If you would like to have everything tweeted, including the rain activity you need to install the python twitter module. This comes with a command line twitter tool. Run this so that it can update your desired twitter account.
With twitter setup, I run rain_tweeter.py every 5 minutes so it can poll for changes. When it detects raining started, it will post. When it detects its done raining, it will post again with the rain fall for the past 24 hours.
Also, when calling sprinkler_manager.py, use the --tweet option for it to tweet as well.
So you have your rain gauge working, X10(or alternative) controlling your sprinkler system... How do you get it all to work?

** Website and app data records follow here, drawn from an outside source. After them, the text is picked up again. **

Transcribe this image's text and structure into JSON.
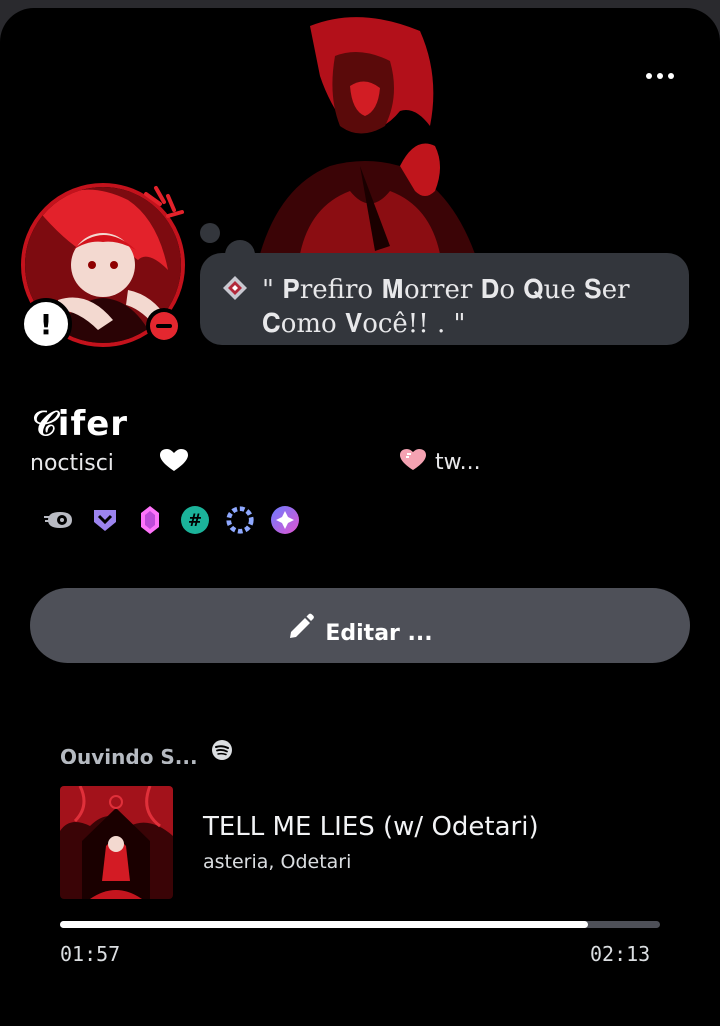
{
  "status": {
    "emoji": "sparkle-gem-icon",
    "text": "\" 𝐏refiro 𝐌orrer 𝐃o 𝐐ue 𝐒er 𝐂omo 𝐕ocê!! . \""
  },
  "profile": {
    "display_name": "𝒞ifer",
    "username": "noctisci",
    "pronouns": "tw..."
  },
  "badges": [
    "nitro-badge",
    "hypesquad-bravery-badge",
    "boost-gem-badge",
    "hashtag-badge",
    "quest-laurel-badge",
    "orbs-badge"
  ],
  "edit_button": {
    "label": "Editar ..."
  },
  "activity": {
    "header": "Ouvindo S...",
    "track_title": "TELL ME LIES (w/ Odetari)",
    "artists": "asteria,  Odetari",
    "elapsed": "01:57",
    "duration": "02:13",
    "progress": 0.88
  },
  "colors": {
    "background": "#000000",
    "bubble": "#33363c",
    "button": "#4e5058",
    "dnd": "#e4272f",
    "spotify": "#1db954"
  }
}
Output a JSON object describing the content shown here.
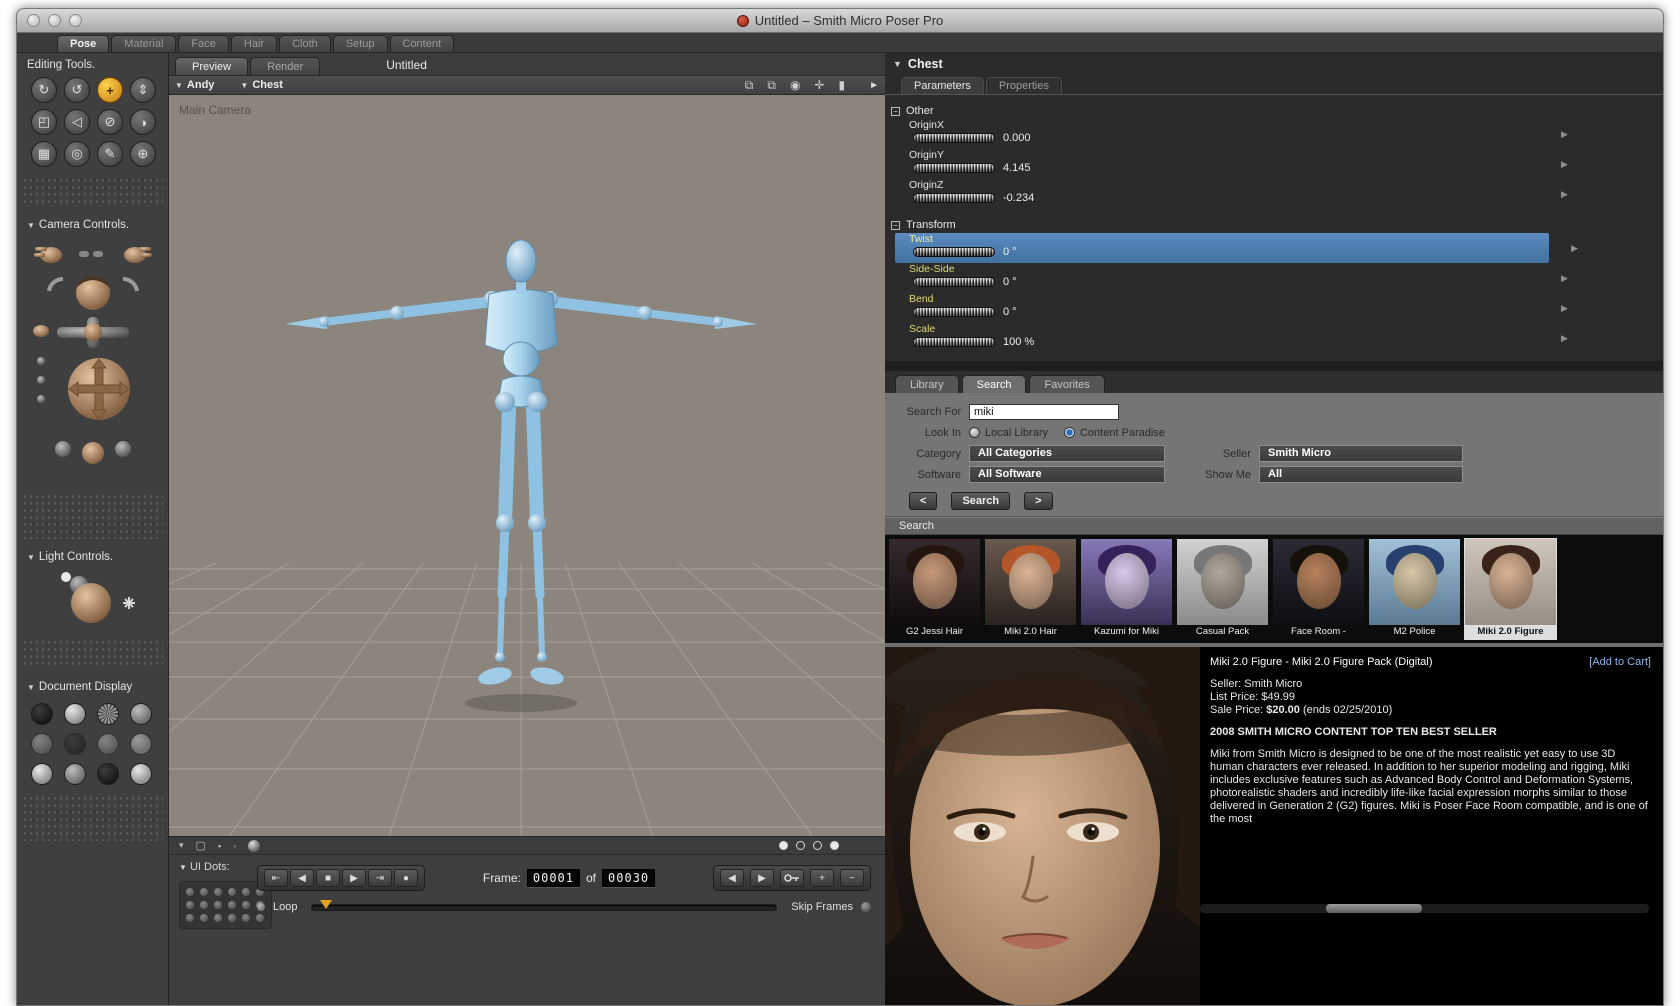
{
  "window": {
    "title": "Untitled – Smith Micro Poser Pro"
  },
  "mode_tabs": [
    "Pose",
    "Material",
    "Face",
    "Hair",
    "Cloth",
    "Setup",
    "Content"
  ],
  "sidebar": {
    "editing_tools_title": "Editing Tools.",
    "camera_controls_title": "Camera Controls.",
    "light_controls_title": "Light Controls.",
    "document_display_title": "Document Display"
  },
  "icons": {
    "rotate": "↻",
    "twist": "↺",
    "translate": "+",
    "translate_inout": "⇕",
    "scale": "◰",
    "taper": "◁",
    "chain_break": "⊘",
    "color": "◑",
    "grouping": "▦",
    "view_magnifier": "◎",
    "morphing": "✎",
    "direct_manip": "⊕",
    "transport": [
      "⇤",
      "◀",
      "■",
      "▶",
      "⇥",
      "●"
    ],
    "nav_prev": "◀",
    "nav_next": "▶",
    "add": "+",
    "remove": "−"
  },
  "viewport": {
    "doc_tab_preview": "Preview",
    "doc_tab_render": "Render",
    "doc_title": "Untitled",
    "actor": "Andy",
    "part": "Chest",
    "camera_label": "Main Camera"
  },
  "timeline": {
    "ui_dots_label": "UI Dots:",
    "frame_label": "Frame:",
    "frame_current": "00001",
    "of_label": "of",
    "frame_total": "00030",
    "loop_label": "Loop",
    "skip_frames_label": "Skip Frames"
  },
  "parameters": {
    "header": "Chest",
    "tab_parameters": "Parameters",
    "tab_properties": "Properties",
    "group_other": "Other",
    "group_transform": "Transform",
    "rows": [
      {
        "label": "OriginX",
        "value": "0.000"
      },
      {
        "label": "OriginY",
        "value": "4.145"
      },
      {
        "label": "OriginZ",
        "value": "-0.234"
      },
      {
        "label": "Twist",
        "value": "0 °"
      },
      {
        "label": "Side-Side",
        "value": "0 °"
      },
      {
        "label": "Bend",
        "value": "0 °"
      },
      {
        "label": "Scale",
        "value": "100 %"
      }
    ]
  },
  "library": {
    "tab_library": "Library",
    "tab_search": "Search",
    "tab_favorites": "Favorites",
    "form": {
      "search_for_label": "Search For",
      "search_value": "miki",
      "look_in_label": "Look In",
      "radio_local": "Local Library",
      "radio_paradise": "Content Paradise",
      "category_label": "Category",
      "category_value": "All Categories",
      "seller_label": "Seller",
      "seller_value": "Smith Micro",
      "software_label": "Software",
      "software_value": "All Software",
      "show_me_label": "Show Me",
      "show_me_value": "All",
      "prev_label": "<",
      "search_button": "Search",
      "next_label": ">"
    },
    "results_label": "Search",
    "thumbnails": [
      {
        "caption": "G2 Jessi Hair"
      },
      {
        "caption": "Miki 2.0 Hair"
      },
      {
        "caption": "Kazumi for Miki"
      },
      {
        "caption": "Casual Pack"
      },
      {
        "caption": "Face Room -"
      },
      {
        "caption": "M2 Police"
      },
      {
        "caption": "Miki 2.0 Figure"
      }
    ],
    "product": {
      "title": "Miki 2.0 Figure - Miki 2.0 Figure Pack (Digital)",
      "add_to_cart": "[Add to Cart]",
      "seller": "Seller: Smith Micro",
      "list_price": "List Price: $49.99",
      "sale_price_prefix": "Sale Price: ",
      "sale_price_bold": "$20.00",
      "sale_price_suffix": " (ends 02/25/2010)",
      "banner": "2008 SMITH MICRO CONTENT TOP TEN BEST SELLER",
      "description": "Miki from Smith Micro is designed to be one of the most realistic yet easy to use 3D human characters ever released. In addition to her superior modeling and rigging, Miki includes exclusive features such as Advanced Body Control and Deformation Systems, photorealistic shaders and incredibly life-like facial expression morphs similar to those delivered in Generation 2 (G2) figures. Miki is Poser Face Room compatible, and is one of the most"
    }
  }
}
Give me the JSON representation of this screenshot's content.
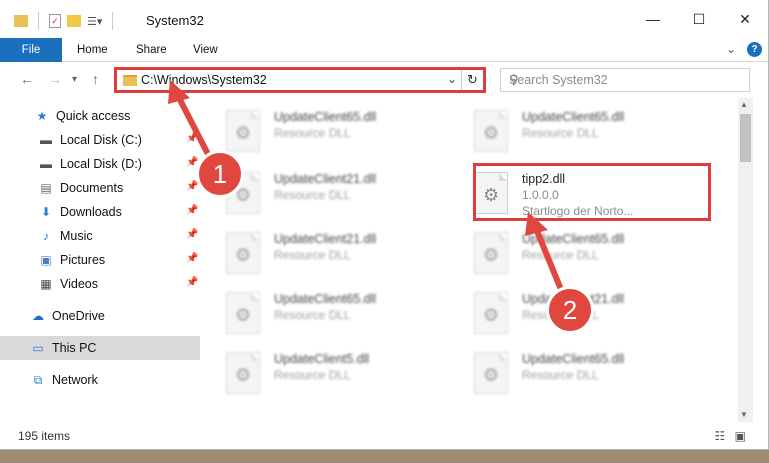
{
  "window": {
    "title": "System32"
  },
  "ribbon": {
    "file": "File",
    "home": "Home",
    "share": "Share",
    "view": "View",
    "help": "?"
  },
  "nav": {
    "address": "C:\\Windows\\System32",
    "search_placeholder": "Search System32"
  },
  "sidebar": {
    "items": [
      {
        "label": "Quick access",
        "icon": "star-icon"
      },
      {
        "label": "Local Disk (C:)",
        "icon": "drive-icon",
        "pinned": true
      },
      {
        "label": "Local Disk (D:)",
        "icon": "drive-icon",
        "pinned": true
      },
      {
        "label": "Documents",
        "icon": "documents-icon",
        "pinned": true
      },
      {
        "label": "Downloads",
        "icon": "download-icon",
        "pinned": true
      },
      {
        "label": "Music",
        "icon": "music-icon",
        "pinned": true
      },
      {
        "label": "Pictures",
        "icon": "pictures-icon",
        "pinned": true
      },
      {
        "label": "Videos",
        "icon": "videos-icon",
        "pinned": true
      },
      {
        "label": "OneDrive",
        "icon": "cloud-icon"
      },
      {
        "label": "This PC",
        "icon": "pc-icon",
        "selected": true
      },
      {
        "label": "Network",
        "icon": "network-icon"
      }
    ]
  },
  "files": [
    {
      "name": "UpdateClient65.dll",
      "type": "Resource DLL"
    },
    {
      "name": "UpdateClient65.dll",
      "type": "Resource DLL"
    },
    {
      "name": "UpdateClient21.dll",
      "type": "Resource DLL"
    },
    {
      "name": "tipp2.dll",
      "version": "1.0.0.0",
      "desc": "Startlogo der Norto..."
    },
    {
      "name": "UpdateClient21.dll",
      "type": "Resource DLL"
    },
    {
      "name": "UpdateClient65.dll",
      "type": "Resource DLL"
    },
    {
      "name": "UpdateClient65.dll",
      "type": "Resource DLL"
    },
    {
      "name": "UpdateClient21.dll",
      "type": "Resource DLL"
    },
    {
      "name": "UpdateClient5.dll",
      "type": "Resource DLL"
    },
    {
      "name": "UpdateClient65.dll",
      "type": "Resource DLL"
    }
  ],
  "status": {
    "count": "195 items"
  },
  "annotations": {
    "step1": "1",
    "step2": "2",
    "color": "#e0473f"
  }
}
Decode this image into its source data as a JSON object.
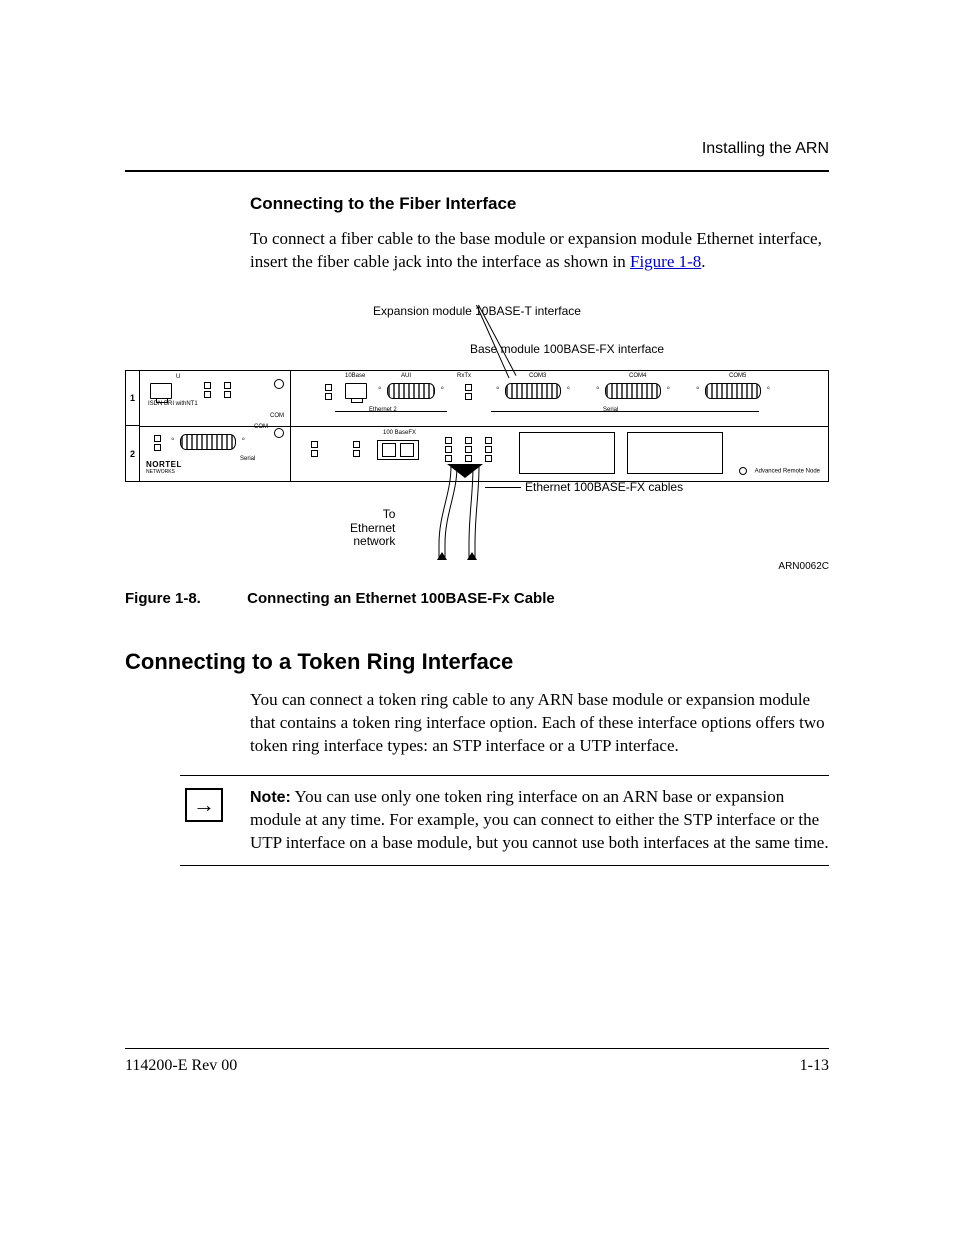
{
  "header": {
    "chapter_title": "Installing the ARN"
  },
  "s1": {
    "heading": "Connecting to the Fiber Interface",
    "para_a": "To connect a fiber cable to the base module or expansion module Ethernet interface, insert the fiber cable jack into the interface as shown in ",
    "link": "Figure 1-8",
    "para_b": "."
  },
  "fig": {
    "callout_expansion": "Expansion module 10BASE-T interface",
    "callout_base": "Base module 100BASE-FX interface",
    "slot1": "1",
    "slot2": "2",
    "lbl_isdn": "ISDN BRI\nwithNT1",
    "lbl_u": "U",
    "lbl_com": "COM",
    "lbl_serial": "Serial",
    "lbl_10base": "10Base",
    "lbl_aui": "AUI",
    "lbl_ethernet2": "Ethernet 2",
    "lbl_rxtx": "RxTx",
    "lbl_com3": "COM3",
    "lbl_com4": "COM4",
    "lbl_com5": "COM5",
    "lbl_100basefx": "100 BaseFX",
    "brand_top": "NORTEL",
    "brand_bot": "NETWORKS",
    "arn": "Advanced Remote Node",
    "to_eth_a": "To",
    "to_eth_b": "Ethernet",
    "to_eth_c": "network",
    "cables": "Ethernet 100BASE-FX cables",
    "code": "ARN0062C",
    "caption_no": "Figure 1-8.",
    "caption_txt": "Connecting an Ethernet 100BASE-Fx Cable"
  },
  "s2": {
    "heading": "Connecting to a Token Ring Interface",
    "para": "You can connect a token ring cable to any ARN base module or expansion module that contains a token ring interface option. Each of these interface options offers two token ring interface types: an STP interface or a UTP interface."
  },
  "note": {
    "label": "Note:",
    "text": " You can use only one token ring interface on an ARN base or expansion module at any time. For example, you can connect to either the STP interface or the UTP interface on a base module, but you cannot use both interfaces at the same time."
  },
  "footer": {
    "doc": "114200-E Rev 00",
    "page": "1-13"
  }
}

First you need rain_gauge_monitor.py to always be running. I just have a script that keeps it running called keep_rain_gauge_monitor_alive.sh. After that, everything is just a cron job. Here is my crontab
#Tweet rain activity
*/5 * * * * /opt/pysprinklers/rain_tweeter.py >> /var/lib/house/rain_tweeter.log
#Keep rain gauge alive (start up if machine was rebooted)
*/5 * * * * /bin/sh /opt/pysprinklers/keep_rain_gauge_monitor_alive.sh
#Run the sprinklers
00 02 * * thu,sun /opt/pysprinklers/sprinkler_manager.py --tweet \
#Make sure sprinklers werent left on
* * * * thu,sun /opt/pysprinklers/sprinkler_manager.py --rs-check --tweet \
You will want to adjust when to run your sprinklers.
If you end up using this, let me know in the comments section and give me the twitter account for your bot. @jash_the_robot would like to follow other pysprinkler robots out there.
Grab the software at https://bitbucket.org/senex/pysprinklers, its opensource released under BSD 2.0
Post regarding version 2.0 available at http://senexcanis.com/blog/python-sprinkler-project-20-relesaed/
- CppHeaderParser 2.3 Released
- DOLFIN Uses CppHeaderParser
- CppHeaderParser 2.2 Released
- Python Sprinkler project 2.0 relesaed
- CppHeaderParser 2.1 Released